There are qualifications. Corporate publishers will highlight big profits in the way private companies need not. The UK accounts of these corporate publishers do not always reflect the profit growth reported by the parent, where much can depend on how costs are allocated. Furthermore, the biggest impact on profits is from bestsellers—of the big groups, only Hachette’s margin is lower than it was in 2008, partly because of its success with the Twilight series in the Noughties. The big books still bail out the rest.

Solomon makes a compelling case, but it is not open and shut. In a flat market, the more authors who are published, the less each will receive; publishers strongly contest that they are not playing fair, the money—said one this week—goes to those authors who generate the sales (a cohort not adequately represented in the ALCS survey) and so-called bestseller clauses will only make this worse. Furthermore, though publishers have undoubtedly improved their businesses, it is not always through factors under their control: returns and digital are not yet fixed entities, while Amazon looms ever larger. Last, agglomeration is not an absolute. It may work, but it is generally resisted by authors and agents.

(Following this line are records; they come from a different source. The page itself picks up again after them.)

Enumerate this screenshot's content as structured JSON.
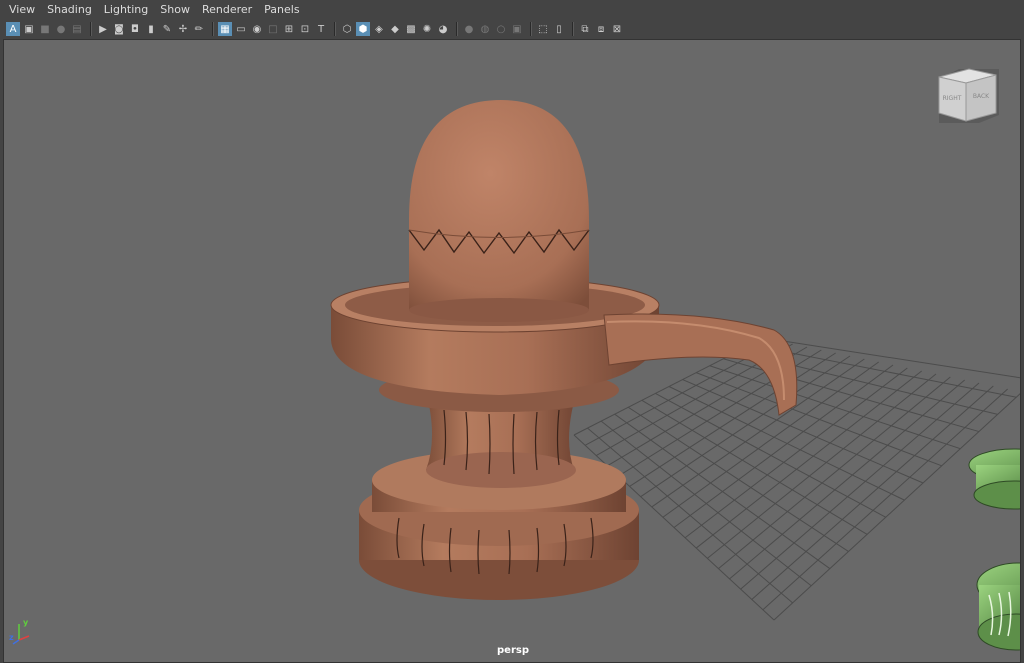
{
  "menu": [
    "View",
    "Shading",
    "Lighting",
    "Show",
    "Renderer",
    "Panels"
  ],
  "toolbar": [
    {
      "icon": "select-camera-icon",
      "glyph": "A",
      "state": "active"
    },
    {
      "icon": "frame-icon",
      "glyph": "▣",
      "state": "normal"
    },
    {
      "icon": "bookmark-icon",
      "glyph": "■",
      "state": "dim"
    },
    {
      "icon": "image-plane-icon",
      "glyph": "●",
      "state": "dim"
    },
    {
      "icon": "2d-pan-icon",
      "glyph": "▤",
      "state": "dim"
    },
    {
      "sep": true
    },
    {
      "icon": "camera-icon",
      "glyph": "▶",
      "state": "normal"
    },
    {
      "icon": "camera-lock-icon",
      "glyph": "◙",
      "state": "normal"
    },
    {
      "icon": "camera-attributes-icon",
      "glyph": "◘",
      "state": "normal"
    },
    {
      "icon": "bookmark-flag-icon",
      "glyph": "▮",
      "state": "normal"
    },
    {
      "icon": "grease-pencil-icon",
      "glyph": "✎",
      "state": "normal"
    },
    {
      "icon": "snap-icon",
      "glyph": "✢",
      "state": "normal"
    },
    {
      "icon": "pencil-icon",
      "glyph": "✏",
      "state": "normal"
    },
    {
      "sep": true
    },
    {
      "icon": "grid-icon",
      "glyph": "▦",
      "state": "active"
    },
    {
      "icon": "film-gate-icon",
      "glyph": "▭",
      "state": "normal"
    },
    {
      "icon": "resolution-gate-icon",
      "glyph": "◉",
      "state": "normal"
    },
    {
      "icon": "gate-mask-icon",
      "glyph": "□",
      "state": "dim"
    },
    {
      "icon": "field-chart-icon",
      "glyph": "⊞",
      "state": "normal"
    },
    {
      "icon": "safe-action-icon",
      "glyph": "⊡",
      "state": "normal"
    },
    {
      "icon": "safe-title-icon",
      "glyph": "T",
      "state": "normal"
    },
    {
      "sep": true
    },
    {
      "icon": "wireframe-icon",
      "glyph": "⬡",
      "state": "normal"
    },
    {
      "icon": "smooth-shade-icon",
      "glyph": "⬢",
      "state": "active"
    },
    {
      "icon": "wireframe-on-shaded-icon",
      "glyph": "◈",
      "state": "normal"
    },
    {
      "icon": "textured-icon",
      "glyph": "◆",
      "state": "normal"
    },
    {
      "icon": "checker-icon",
      "glyph": "▩",
      "state": "normal"
    },
    {
      "icon": "lights-icon",
      "glyph": "✺",
      "state": "normal"
    },
    {
      "icon": "shadows-icon",
      "glyph": "◕",
      "state": "normal"
    },
    {
      "sep": true
    },
    {
      "icon": "ambient-occlusion-icon",
      "glyph": "●",
      "state": "dim"
    },
    {
      "icon": "motion-blur-icon",
      "glyph": "◍",
      "state": "dim"
    },
    {
      "icon": "anti-alias-icon",
      "glyph": "○",
      "state": "dim"
    },
    {
      "icon": "depth-of-field-icon",
      "glyph": "▣",
      "state": "dim"
    },
    {
      "sep": true
    },
    {
      "icon": "isolate-select-icon",
      "glyph": "⬚",
      "state": "normal"
    },
    {
      "icon": "xray-icon",
      "glyph": "▯",
      "state": "normal"
    },
    {
      "sep": true
    },
    {
      "icon": "xray-joints-icon",
      "glyph": "⧉",
      "state": "normal"
    },
    {
      "icon": "xray-components-icon",
      "glyph": "⧈",
      "state": "normal"
    },
    {
      "icon": "backface-culling-icon",
      "glyph": "⊠",
      "state": "normal"
    }
  ],
  "viewport": {
    "camera": "persp",
    "viewcube": {
      "right": "RIGHT",
      "back": "BACK"
    },
    "axis": {
      "y": "y",
      "z": "z"
    },
    "colors": {
      "background": "#696969",
      "model": "#b0785c",
      "grid": "#4c4c4c",
      "selected": "#7fbf6b"
    }
  }
}
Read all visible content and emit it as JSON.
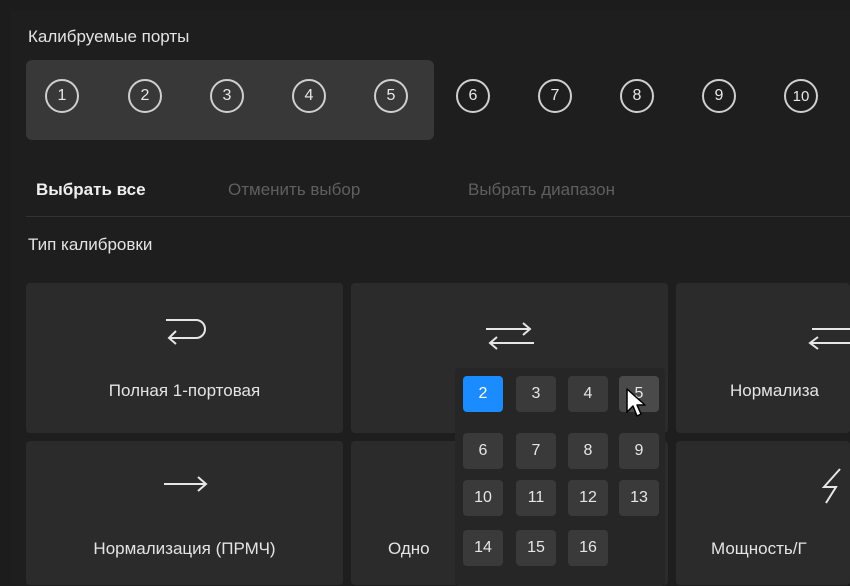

Solomon is right to raise the questions; publishers could do worse than provide some answers.